Waiting is difficult enough when you know what you are waiting for. It is interminable when you do not. And it can be confusing and frustrating when you either do not really know whether you are waiting or not, or when you realise that what you are waiting for may very well turn out to be something quite different to what you imagine... when (and if) it comes.
All of these senses of 'waiting' have echoes of Holy Saturday - the long, long day between the execution of God and the new possibility of God - which we might term the suspension of God.

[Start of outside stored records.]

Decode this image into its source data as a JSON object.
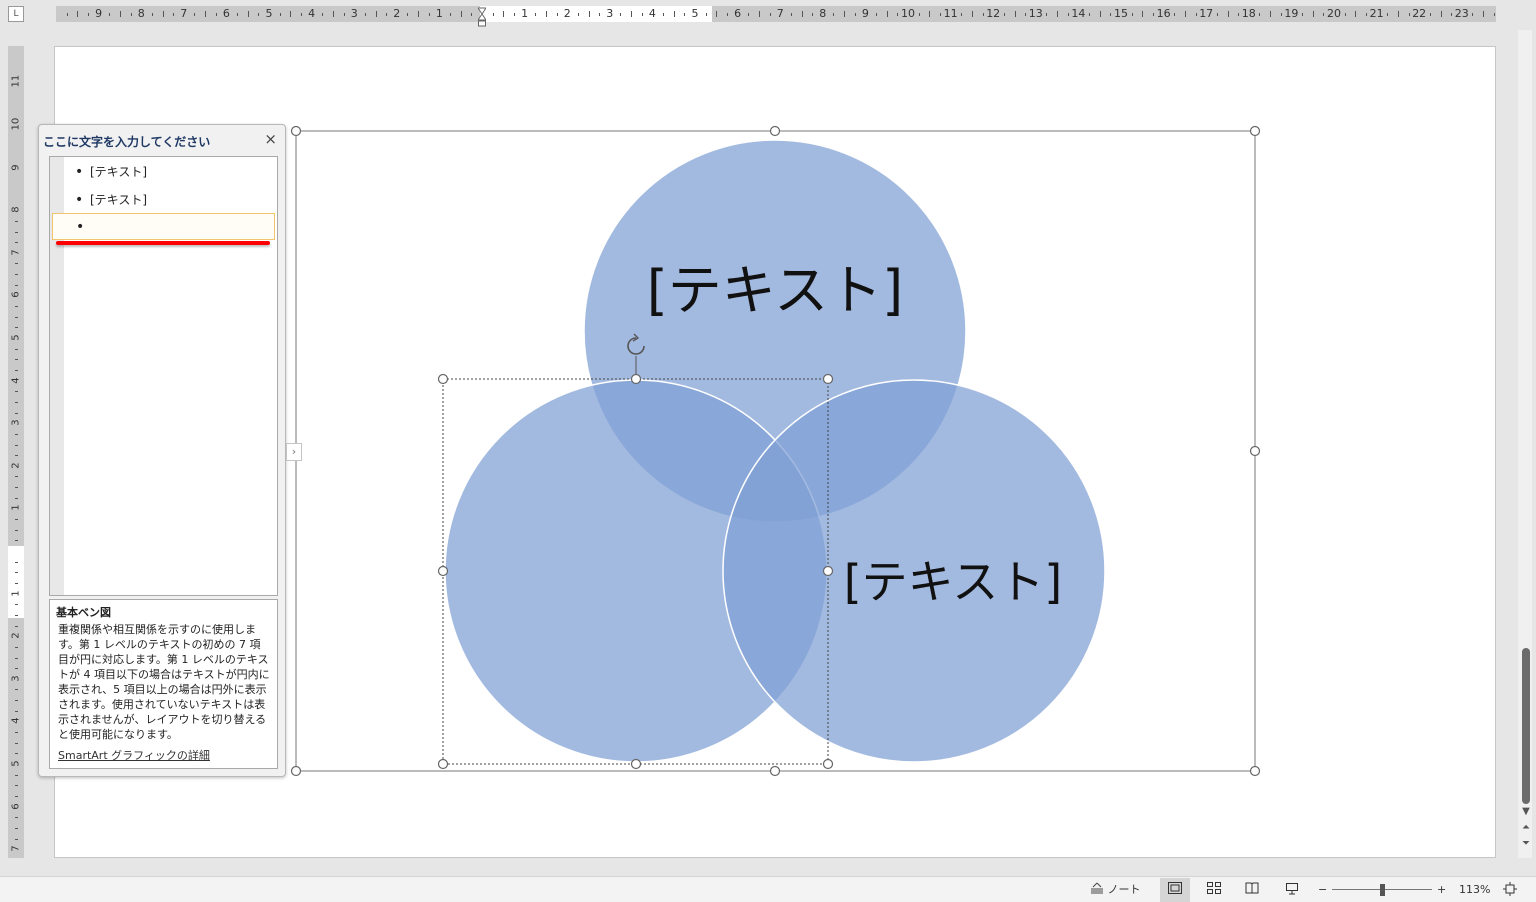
{
  "ruler": {
    "horizontal_labels": [
      "9",
      "8",
      "7",
      "6",
      "5",
      "4",
      "3",
      "2",
      "1",
      "1",
      "2",
      "3",
      "4",
      "5",
      "6",
      "7",
      "8",
      "9",
      "10",
      "11",
      "12",
      "13",
      "14",
      "15",
      "16",
      "17",
      "18",
      "19",
      "20",
      "21",
      "22",
      "23"
    ],
    "vertical_labels": [
      "11",
      "10",
      "9",
      "8",
      "7",
      "6",
      "5",
      "4",
      "3",
      "2",
      "1",
      "1",
      "2",
      "3",
      "4",
      "5",
      "6",
      "7"
    ]
  },
  "text_pane": {
    "title": "ここに文字を入力してください",
    "close_glyph": "×",
    "items": [
      "[テキスト]",
      "[テキスト]",
      ""
    ],
    "description": {
      "title": "基本ベン図",
      "body": "重複関係や相互関係を示すのに使用します。第 1 レベルのテキストの初めの 7 項目が円に対応します。第 1 レベルのテキストが 4 項目以下の場合はテキストが円内に表示され、5 項目以上の場合は円外に表示されます。使用されていないテキストは表示されませんが、レイアウトを切り替えると使用可能になります。",
      "link": "SmartArt グラフィックの詳細"
    },
    "toggle_glyph": "›"
  },
  "smartart": {
    "circle_color": "#7f9fd4",
    "circles": [
      {
        "label": "[テキスト]"
      },
      {
        "label": ""
      },
      {
        "label": "[テキスト]"
      }
    ]
  },
  "scrollbar": {
    "down_glyph": "▼",
    "prev_glyph": "⏶",
    "next_glyph": "⏷"
  },
  "statusbar": {
    "notes_label": "ノート",
    "zoom_minus": "−",
    "zoom_plus": "+",
    "zoom_level": "113%",
    "zoom_fraction": 0.5
  }
}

In human terms this Saturday of our lives in mostly mundane. In Christian terms it is the antechamber to an eschatological moment, the "time being" where a decisive judgement is not yet possible, nor desirable, nor appropriate. We cannot and should not force the hand of God, nor presume upon it.
But on this Saturday of suspension what we still know most certainly (however much we hope and pray for the resurgence of life) is the pain of Good Friday.
Of 'Living in the long, uncertain Saturday' I have written more here (http://www.ekklesia.co.uk/node/14628 ). But of the shadow that Friday and Saturday still live under, with glimpses of light but no certainty about its arrival, is captured in this portion of a poem I have recently and gratefully discovered. It has been written by an Episcopal priest in the USA:
Holy Saturday: Waiting
The disciples disappear behind locked doors,
terrified of the sound
of Roman boots on cobblestone street.
The women weep. Hold each other.
Ask each other
“Do you remember when...?”
The children are confused.
Their suppers are late and
no one seems to care.
It is all over.
This day is dark and interminable
and it is
no Sabbath like
any Sabbath before.
The full poem, all of it © Sheila N. McJilton, may be read here: http://preacher1.wordpress.com/2011/04/23/holy-saturday-waiting/ 
© Simon Barrow is co-director of Ekklesia.